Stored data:

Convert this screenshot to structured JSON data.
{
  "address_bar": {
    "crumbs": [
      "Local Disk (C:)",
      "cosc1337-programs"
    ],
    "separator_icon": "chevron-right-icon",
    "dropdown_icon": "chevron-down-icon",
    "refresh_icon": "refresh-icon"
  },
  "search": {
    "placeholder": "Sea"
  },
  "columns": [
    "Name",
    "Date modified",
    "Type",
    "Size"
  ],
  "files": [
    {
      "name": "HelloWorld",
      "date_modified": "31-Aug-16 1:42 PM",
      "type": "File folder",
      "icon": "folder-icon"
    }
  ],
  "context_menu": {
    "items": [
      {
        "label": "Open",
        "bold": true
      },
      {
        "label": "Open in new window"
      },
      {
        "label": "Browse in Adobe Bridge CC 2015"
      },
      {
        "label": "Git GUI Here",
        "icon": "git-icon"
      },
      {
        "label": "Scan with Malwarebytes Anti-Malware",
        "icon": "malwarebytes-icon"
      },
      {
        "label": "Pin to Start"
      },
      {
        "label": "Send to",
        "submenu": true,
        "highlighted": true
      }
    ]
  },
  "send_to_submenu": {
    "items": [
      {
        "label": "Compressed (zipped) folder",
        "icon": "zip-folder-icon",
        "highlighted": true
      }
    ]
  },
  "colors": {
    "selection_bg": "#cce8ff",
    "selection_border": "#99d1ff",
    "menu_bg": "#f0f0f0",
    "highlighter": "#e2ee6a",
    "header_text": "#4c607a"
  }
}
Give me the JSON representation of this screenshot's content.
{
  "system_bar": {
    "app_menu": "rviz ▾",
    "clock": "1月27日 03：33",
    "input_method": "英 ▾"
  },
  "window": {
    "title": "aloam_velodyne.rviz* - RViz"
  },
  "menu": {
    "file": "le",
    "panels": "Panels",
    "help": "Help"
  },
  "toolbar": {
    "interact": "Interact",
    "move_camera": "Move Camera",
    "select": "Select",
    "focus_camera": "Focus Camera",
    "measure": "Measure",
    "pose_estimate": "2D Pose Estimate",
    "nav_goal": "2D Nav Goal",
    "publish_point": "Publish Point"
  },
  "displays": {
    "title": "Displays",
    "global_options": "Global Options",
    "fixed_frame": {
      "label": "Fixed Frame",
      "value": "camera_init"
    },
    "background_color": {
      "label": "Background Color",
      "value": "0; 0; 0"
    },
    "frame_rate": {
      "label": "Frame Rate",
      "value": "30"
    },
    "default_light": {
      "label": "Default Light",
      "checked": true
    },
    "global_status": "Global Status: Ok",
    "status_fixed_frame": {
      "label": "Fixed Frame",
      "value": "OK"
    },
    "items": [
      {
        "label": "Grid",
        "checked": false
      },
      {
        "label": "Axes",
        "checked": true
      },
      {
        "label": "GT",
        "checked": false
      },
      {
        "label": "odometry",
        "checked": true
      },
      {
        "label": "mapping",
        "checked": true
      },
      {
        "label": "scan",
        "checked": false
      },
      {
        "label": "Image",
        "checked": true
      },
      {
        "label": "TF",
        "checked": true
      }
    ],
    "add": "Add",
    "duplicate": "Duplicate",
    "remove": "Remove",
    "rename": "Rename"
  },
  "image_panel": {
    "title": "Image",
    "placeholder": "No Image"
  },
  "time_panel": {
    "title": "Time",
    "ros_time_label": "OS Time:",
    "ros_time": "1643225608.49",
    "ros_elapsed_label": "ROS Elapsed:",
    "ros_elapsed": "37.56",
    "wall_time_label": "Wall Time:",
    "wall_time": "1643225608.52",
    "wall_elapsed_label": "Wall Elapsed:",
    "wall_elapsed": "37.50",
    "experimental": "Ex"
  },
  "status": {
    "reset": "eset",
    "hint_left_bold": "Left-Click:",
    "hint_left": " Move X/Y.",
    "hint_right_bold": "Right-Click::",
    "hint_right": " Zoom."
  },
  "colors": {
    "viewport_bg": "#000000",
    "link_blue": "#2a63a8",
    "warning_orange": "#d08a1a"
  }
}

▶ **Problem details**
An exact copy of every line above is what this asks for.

▶ **Output**
Convert this screenshot to structured JSON data.
{
  "address_bar": {
    "crumbs": [
      "Local Disk (C:)",
      "cosc1337-programs"
    ],
    "separator_icon": "chevron-right-icon",
    "dropdown_icon": "chevron-down-icon",
    "refresh_icon": "refresh-icon"
  },
  "search": {
    "placeholder": "Sea"
  },
  "columns": [
    "Name",
    "Date modified",
    "Type",
    "Size"
  ],
  "files": [
    {
      "name": "HelloWorld",
      "date_modified": "31-Aug-16 1:42 PM",
      "type": "File folder",
      "icon": "folder-icon"
    }
  ],
  "context_menu": {
    "items": [
      {
        "label": "Open",
        "bold": true
      },
      {
        "label": "Open in new window"
      },
      {
        "label": "Browse in Adobe Bridge CC 2015"
      },
      {
        "label": "Git GUI Here",
        "icon": "git-icon"
      },
      {
        "label": "Scan with Malwarebytes Anti-Malware",
        "icon": "malwarebytes-icon"
      },
      {
        "label": "Pin to Start"
      },
      {
        "label": "Send to",
        "submenu": true,
        "highlighted": true
      }
    ]
  },
  "send_to_submenu": {
    "items": [
      {
        "label": "Compressed (zipped) folder",
        "icon": "zip-folder-icon",
        "highlighted": true
      }
    ]
  },
  "colors": {
    "selection_bg": "#cce8ff",
    "selection_border": "#99d1ff",
    "menu_bg": "#f0f0f0",
    "highlighter": "#e2ee6a",
    "header_text": "#4c607a"
  }
}
Give me the JSON representation of this screenshot's content.
{
  "system_bar": {
    "app_menu": "rviz ▾",
    "clock": "1月27日 03：33",
    "input_method": "英 ▾"
  },
  "window": {
    "title": "aloam_velodyne.rviz* - RViz"
  },
  "menu": {
    "file": "le",
    "panels": "Panels",
    "help": "Help"
  },
  "toolbar": {
    "interact": "Interact",
    "move_camera": "Move Camera",
    "select": "Select",
    "focus_camera": "Focus Camera",
    "measure": "Measure",
    "pose_estimate": "2D Pose Estimate",
    "nav_goal": "2D Nav Goal",
    "publish_point": "Publish Point"
  },
  "displays": {
    "title": "Displays",
    "global_options": "Global Options",
    "fixed_frame": {
      "label": "Fixed Frame",
      "value": "camera_init"
    },
    "background_color": {
      "label": "Background Color",
      "value": "0; 0; 0"
    },
    "frame_rate": {
      "label": "Frame Rate",
      "value": "30"
    },
    "default_light": {
      "label": "Default Light",
      "checked": true
    },
    "global_status": "Global Status: Ok",
    "status_fixed_frame": {
      "label": "Fixed Frame",
      "value": "OK"
    },
    "items": [
      {
        "label": "Grid",
        "checked": false
      },
      {
        "label": "Axes",
        "checked": true
      },
      {
        "label": "GT",
        "checked": false
      },
      {
        "label": "odometry",
        "checked": true
      },
      {
        "label": "mapping",
        "checked": true
      },
      {
        "label": "scan",
        "checked": false
      },
      {
        "label": "Image",
        "checked": true
      },
      {
        "label": "TF",
        "checked": true
      }
    ],
    "add": "Add",
    "duplicate": "Duplicate",
    "remove": "Remove",
    "rename": "Rename"
  },
  "image_panel": {
    "title": "Image",
    "placeholder": "No Image"
  },
  "time_panel": {
    "title": "Time",
    "ros_time_label": "OS Time:",
    "ros_time": "1643225608.49",
    "ros_elapsed_label": "ROS Elapsed:",
    "ros_elapsed": "37.56",
    "wall_time_label": "Wall Time:",
    "wall_time": "1643225608.52",
    "wall_elapsed_label": "Wall Elapsed:",
    "wall_elapsed": "37.50",
    "experimental": "Ex"
  },
  "status": {
    "reset": "eset",
    "hint_left_bold": "Left-Click:",
    "hint_left": " Move X/Y.",
    "hint_right_bold": "Right-Click::",
    "hint_right": " Zoom."
  },
  "colors": {
    "viewport_bg": "#000000",
    "link_blue": "#2a63a8",
    "warning_orange": "#d08a1a"
  }
}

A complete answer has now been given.